    The narrator does a fine job with the narrative and brings the characters to life with a fine array of voices. To my mind this is a five star book and I can certainly recommend it to those with an interest in the War, whether with prior knowledge or coming new to this most interesting aspect of the intelligence story.

    0 of 0 people found this review helpful
  •  
    G. Williams uk 27/01/2013
    G. Williams uk 27/01/2013 Member Since 2012
    ratings
    REVIEWS
    2
    2
    Overall
    "A cracking tale"

    If this was not a true tale, one would never credit it! This book is totally fascinating and captivating. A kaleidoscope of characters and the webs they wove. A brilliant tale; brilliantly told. I have listened to many audible books but I would rate this as one of the best. If you like 'stranger than fiction', with each page producing a yet more fascinating tale than the last, then this is for you. To cap it all, Michael Tudor Barnes reads with style, panache and with a firmly 'tongue in cheek' approach to the accents. Absolutely spiffing!

    0 of 0 people found this review helpful
  • Showing: 1-9 of 9 results
Sort by:
  • Robyn
    Modbury, Australia
    31/05/14
    Overall
    Performance
    Story
    "Macintyre and Tudor Barnes - top combination!"

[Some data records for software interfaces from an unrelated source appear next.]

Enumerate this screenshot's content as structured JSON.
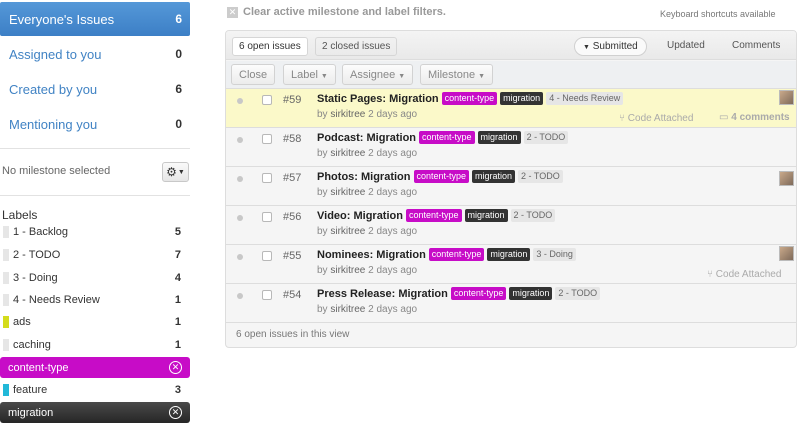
{
  "sidebar": {
    "filters": [
      {
        "label": "Everyone's Issues",
        "count": "6",
        "active": true
      },
      {
        "label": "Assigned to you",
        "count": "0",
        "active": false
      },
      {
        "label": "Created by you",
        "count": "6",
        "active": false
      },
      {
        "label": "Mentioning you",
        "count": "0",
        "active": false
      }
    ],
    "milestone_text": "No milestone selected",
    "gear_icon": "gear-icon",
    "labels_heading": "Labels",
    "labels": [
      {
        "name": "1 - Backlog",
        "count": "5",
        "color": "#e6e6e6"
      },
      {
        "name": "2 - TODO",
        "count": "7",
        "color": "#e6e6e6"
      },
      {
        "name": "3 - Doing",
        "count": "4",
        "color": "#e6e6e6"
      },
      {
        "name": "4 - Needs Review",
        "count": "1",
        "color": "#e6e6e6"
      },
      {
        "name": "ads",
        "count": "1",
        "color": "#d4dc1c"
      },
      {
        "name": "caching",
        "count": "1",
        "color": "#e6e6e6"
      },
      {
        "name": "content-type",
        "count": "",
        "color": "#c70cc7",
        "selected": true
      },
      {
        "name": "feature",
        "count": "3",
        "color": "#22b8d8"
      },
      {
        "name": "migration",
        "count": "",
        "color": "#333333",
        "selected": true
      }
    ]
  },
  "main": {
    "clear_filters": "Clear active milestone and label filters.",
    "keyboard_shortcuts": "Keyboard shortcuts available",
    "tabs": {
      "open": "6 open issues",
      "closed": "2 closed issues"
    },
    "sort": {
      "submitted": "Submitted",
      "updated": "Updated",
      "comments": "Comments"
    },
    "toolbar": {
      "close": "Close",
      "label": "Label",
      "assignee": "Assignee",
      "milestone": "Milestone"
    },
    "issues": [
      {
        "number": "#59",
        "title": "Static Pages: Migration",
        "labels": [
          "content-type",
          "migration",
          "4 - Needs Review"
        ],
        "author": "sirkitree",
        "time": "2 days ago",
        "highlighted": true,
        "avatar": true,
        "code_attached": "Code Attached",
        "comments": "4 comments"
      },
      {
        "number": "#58",
        "title": "Podcast: Migration",
        "labels": [
          "content-type",
          "migration",
          "2 - TODO"
        ],
        "author": "sirkitree",
        "time": "2 days ago"
      },
      {
        "number": "#57",
        "title": "Photos: Migration",
        "labels": [
          "content-type",
          "migration",
          "2 - TODO"
        ],
        "author": "sirkitree",
        "time": "2 days ago",
        "avatar": true
      },
      {
        "number": "#56",
        "title": "Video: Migration",
        "labels": [
          "content-type",
          "migration",
          "2 - TODO"
        ],
        "author": "sirkitree",
        "time": "2 days ago"
      },
      {
        "number": "#55",
        "title": "Nominees: Migration",
        "labels": [
          "content-type",
          "migration",
          "3 - Doing"
        ],
        "author": "sirkitree",
        "time": "2 days ago",
        "avatar": true,
        "code_attached": "Code Attached"
      },
      {
        "number": "#54",
        "title": "Press Release: Migration",
        "labels": [
          "content-type",
          "migration",
          "2 - TODO"
        ],
        "author": "sirkitree",
        "time": "2 days ago"
      }
    ],
    "footer": "6 open issues in this view",
    "label_colors": {
      "content-type": "#c70cc7",
      "migration": "#333333",
      "workflow": "#e6e6e6"
    }
  }
}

    This is a must read for anyone who is interested in WWII or who just likes a ripping and suspenseful spy story. I agree with all positive comments below. The book is beautifully written, with the occasional sardonic observation to bring a smile to your lips. The narration is perfect in every way. My only reservation has also been mentioned below - it can be difficult to keep track of the various players in audio format, but I found that with each switch between characters I quickly remembered what they were up to, so I don't consider it a reason not to read the book in audio. And listening to Michael Tudor Barnes is a treat not to be missed. I was left with just one question - could the Germans really have been THAT inept? Apparently so!

    0 of 0 people found this review helpful
  • Showing: 1-1 of 1 results

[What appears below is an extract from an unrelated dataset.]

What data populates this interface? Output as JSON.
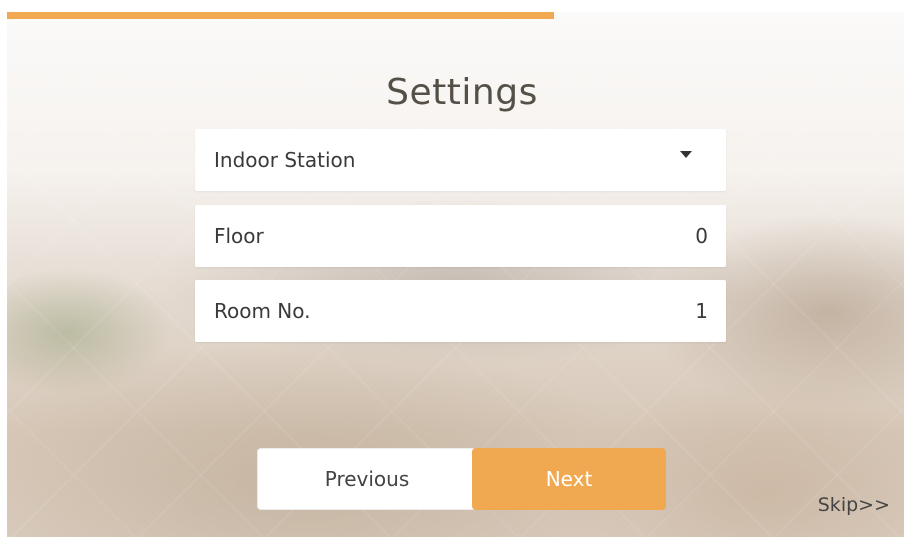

    There are no listener reviews for this title yet.

Report Inappropriate Content

If you find this review inappropriate and think it should be removed from our site, let us know. This report will be reviewed by Audible and we will take appropriate action.

Cancel

Thank You

Your report has been received. It will be reviewed by Audible and we will take appropriate action.